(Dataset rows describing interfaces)
-*-*-
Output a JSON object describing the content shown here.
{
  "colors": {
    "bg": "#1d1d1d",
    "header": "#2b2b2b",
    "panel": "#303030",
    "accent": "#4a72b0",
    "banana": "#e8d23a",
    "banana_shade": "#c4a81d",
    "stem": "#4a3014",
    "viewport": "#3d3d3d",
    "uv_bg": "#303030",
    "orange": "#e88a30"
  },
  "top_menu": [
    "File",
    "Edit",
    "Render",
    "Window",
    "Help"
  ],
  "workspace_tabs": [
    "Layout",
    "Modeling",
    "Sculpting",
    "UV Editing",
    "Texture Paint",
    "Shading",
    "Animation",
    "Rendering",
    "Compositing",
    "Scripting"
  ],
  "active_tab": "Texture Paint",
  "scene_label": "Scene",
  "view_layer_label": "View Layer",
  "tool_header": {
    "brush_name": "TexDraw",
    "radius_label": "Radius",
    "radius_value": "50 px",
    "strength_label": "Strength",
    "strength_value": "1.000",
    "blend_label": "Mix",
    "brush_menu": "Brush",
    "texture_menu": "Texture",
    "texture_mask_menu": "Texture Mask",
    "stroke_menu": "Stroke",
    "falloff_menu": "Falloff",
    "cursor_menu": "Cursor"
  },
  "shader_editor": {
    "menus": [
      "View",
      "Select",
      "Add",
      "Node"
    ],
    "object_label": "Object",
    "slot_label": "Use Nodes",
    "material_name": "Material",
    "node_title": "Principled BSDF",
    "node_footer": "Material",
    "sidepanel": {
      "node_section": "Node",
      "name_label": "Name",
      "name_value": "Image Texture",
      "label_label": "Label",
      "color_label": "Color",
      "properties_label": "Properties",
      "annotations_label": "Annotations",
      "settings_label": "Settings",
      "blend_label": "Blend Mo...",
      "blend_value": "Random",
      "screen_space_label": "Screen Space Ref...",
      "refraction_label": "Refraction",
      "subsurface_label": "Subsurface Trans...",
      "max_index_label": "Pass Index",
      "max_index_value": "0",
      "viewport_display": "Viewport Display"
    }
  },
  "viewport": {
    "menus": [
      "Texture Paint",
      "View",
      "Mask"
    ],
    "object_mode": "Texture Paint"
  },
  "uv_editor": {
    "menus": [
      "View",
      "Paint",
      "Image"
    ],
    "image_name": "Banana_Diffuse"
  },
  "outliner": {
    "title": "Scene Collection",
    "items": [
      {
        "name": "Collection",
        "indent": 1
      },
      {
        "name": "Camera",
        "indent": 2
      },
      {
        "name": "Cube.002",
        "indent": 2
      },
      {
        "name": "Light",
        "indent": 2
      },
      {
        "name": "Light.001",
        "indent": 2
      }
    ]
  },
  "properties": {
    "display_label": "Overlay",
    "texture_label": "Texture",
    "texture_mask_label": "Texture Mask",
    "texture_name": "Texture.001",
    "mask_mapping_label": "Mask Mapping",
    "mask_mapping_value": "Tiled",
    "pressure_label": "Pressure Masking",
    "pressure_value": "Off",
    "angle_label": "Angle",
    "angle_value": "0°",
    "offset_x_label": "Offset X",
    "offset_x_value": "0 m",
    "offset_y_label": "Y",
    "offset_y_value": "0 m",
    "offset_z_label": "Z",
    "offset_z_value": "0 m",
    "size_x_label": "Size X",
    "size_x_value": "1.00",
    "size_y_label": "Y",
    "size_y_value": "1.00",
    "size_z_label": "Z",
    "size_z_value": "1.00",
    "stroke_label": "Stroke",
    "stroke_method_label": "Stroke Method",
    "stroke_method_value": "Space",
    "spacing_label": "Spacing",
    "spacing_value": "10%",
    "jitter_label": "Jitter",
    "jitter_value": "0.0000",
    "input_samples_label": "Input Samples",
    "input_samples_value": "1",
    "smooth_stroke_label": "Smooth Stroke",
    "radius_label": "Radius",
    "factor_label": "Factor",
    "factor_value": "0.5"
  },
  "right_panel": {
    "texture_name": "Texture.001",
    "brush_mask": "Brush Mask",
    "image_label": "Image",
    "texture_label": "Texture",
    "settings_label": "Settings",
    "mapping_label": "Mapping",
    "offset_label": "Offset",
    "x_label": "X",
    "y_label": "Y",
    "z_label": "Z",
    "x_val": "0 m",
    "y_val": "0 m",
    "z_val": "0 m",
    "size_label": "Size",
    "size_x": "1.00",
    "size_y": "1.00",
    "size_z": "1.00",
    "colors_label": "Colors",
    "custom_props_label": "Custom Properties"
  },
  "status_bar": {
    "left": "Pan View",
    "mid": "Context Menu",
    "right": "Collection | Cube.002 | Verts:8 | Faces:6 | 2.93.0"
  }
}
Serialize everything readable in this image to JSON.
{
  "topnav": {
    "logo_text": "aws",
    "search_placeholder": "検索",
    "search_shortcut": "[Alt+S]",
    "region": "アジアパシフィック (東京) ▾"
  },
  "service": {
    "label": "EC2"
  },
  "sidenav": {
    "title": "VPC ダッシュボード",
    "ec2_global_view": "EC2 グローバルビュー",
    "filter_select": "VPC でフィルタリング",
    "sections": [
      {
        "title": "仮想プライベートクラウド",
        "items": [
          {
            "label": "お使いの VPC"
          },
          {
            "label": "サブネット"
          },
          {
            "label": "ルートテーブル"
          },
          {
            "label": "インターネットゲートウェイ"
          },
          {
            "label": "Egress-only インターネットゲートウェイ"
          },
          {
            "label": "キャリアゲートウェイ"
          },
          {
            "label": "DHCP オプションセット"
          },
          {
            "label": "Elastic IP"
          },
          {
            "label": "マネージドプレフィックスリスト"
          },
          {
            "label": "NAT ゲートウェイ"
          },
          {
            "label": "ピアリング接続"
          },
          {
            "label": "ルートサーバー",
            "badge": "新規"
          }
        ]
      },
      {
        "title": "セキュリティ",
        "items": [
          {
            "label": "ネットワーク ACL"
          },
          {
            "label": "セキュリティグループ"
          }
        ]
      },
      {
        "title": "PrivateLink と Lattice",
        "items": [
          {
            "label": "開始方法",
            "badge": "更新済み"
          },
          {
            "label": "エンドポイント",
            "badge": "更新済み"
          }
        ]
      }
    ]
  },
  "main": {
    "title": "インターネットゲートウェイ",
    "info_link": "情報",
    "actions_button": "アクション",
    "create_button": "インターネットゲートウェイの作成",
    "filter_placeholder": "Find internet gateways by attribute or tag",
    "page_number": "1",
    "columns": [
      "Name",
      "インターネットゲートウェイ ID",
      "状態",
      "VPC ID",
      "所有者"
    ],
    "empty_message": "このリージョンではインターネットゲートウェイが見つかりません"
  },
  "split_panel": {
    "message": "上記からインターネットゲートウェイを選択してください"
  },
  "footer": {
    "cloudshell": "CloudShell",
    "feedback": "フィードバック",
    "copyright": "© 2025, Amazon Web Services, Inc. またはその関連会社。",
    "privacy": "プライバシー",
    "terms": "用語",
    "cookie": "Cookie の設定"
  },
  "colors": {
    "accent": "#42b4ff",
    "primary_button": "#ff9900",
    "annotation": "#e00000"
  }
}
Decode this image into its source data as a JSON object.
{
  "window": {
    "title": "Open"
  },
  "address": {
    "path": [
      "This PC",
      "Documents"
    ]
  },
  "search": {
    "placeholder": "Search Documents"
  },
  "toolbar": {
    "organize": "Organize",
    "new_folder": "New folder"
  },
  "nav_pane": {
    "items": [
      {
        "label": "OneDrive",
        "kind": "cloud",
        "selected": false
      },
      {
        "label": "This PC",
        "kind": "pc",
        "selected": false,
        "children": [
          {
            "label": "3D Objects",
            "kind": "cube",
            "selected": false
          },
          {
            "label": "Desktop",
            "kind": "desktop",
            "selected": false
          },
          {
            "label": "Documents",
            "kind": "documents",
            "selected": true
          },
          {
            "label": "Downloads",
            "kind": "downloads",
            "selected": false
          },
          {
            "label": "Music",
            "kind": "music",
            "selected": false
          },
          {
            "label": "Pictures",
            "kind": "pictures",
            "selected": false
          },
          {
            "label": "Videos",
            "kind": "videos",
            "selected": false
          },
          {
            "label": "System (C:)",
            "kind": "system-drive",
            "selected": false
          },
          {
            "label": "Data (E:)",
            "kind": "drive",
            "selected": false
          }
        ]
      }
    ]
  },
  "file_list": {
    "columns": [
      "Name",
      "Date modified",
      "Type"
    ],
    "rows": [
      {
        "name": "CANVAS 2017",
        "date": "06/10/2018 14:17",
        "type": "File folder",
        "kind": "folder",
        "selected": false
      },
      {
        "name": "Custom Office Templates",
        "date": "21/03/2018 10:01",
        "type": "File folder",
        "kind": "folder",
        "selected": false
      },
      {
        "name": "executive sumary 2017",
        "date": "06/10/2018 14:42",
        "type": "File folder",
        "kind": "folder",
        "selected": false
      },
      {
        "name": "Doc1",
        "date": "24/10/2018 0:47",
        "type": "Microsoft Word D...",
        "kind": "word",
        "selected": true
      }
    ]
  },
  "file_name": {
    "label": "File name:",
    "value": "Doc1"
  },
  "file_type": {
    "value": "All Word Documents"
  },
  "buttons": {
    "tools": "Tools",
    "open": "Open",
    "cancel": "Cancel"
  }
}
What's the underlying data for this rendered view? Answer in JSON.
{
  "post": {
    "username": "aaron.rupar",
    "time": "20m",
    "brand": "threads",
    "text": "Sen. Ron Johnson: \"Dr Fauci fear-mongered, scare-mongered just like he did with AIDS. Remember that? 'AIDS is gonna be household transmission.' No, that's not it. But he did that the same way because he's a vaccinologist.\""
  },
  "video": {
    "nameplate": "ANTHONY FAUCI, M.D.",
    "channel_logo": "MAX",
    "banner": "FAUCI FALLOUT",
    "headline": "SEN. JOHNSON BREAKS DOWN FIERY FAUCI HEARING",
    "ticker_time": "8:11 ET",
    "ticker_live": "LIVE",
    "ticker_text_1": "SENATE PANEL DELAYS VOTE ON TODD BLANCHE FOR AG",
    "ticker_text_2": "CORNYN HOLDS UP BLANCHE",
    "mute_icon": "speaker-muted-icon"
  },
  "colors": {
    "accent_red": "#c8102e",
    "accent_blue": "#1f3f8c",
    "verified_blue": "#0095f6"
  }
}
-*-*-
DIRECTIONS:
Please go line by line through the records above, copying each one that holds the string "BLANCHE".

THE COMPLETED TASK:
    "ticker_text_1": "SENATE PANEL DELAYS VOTE ON TODD BLANCHE FOR AG",
    "ticker_text_2": "CORNYN HOLDS UP BLANCHE",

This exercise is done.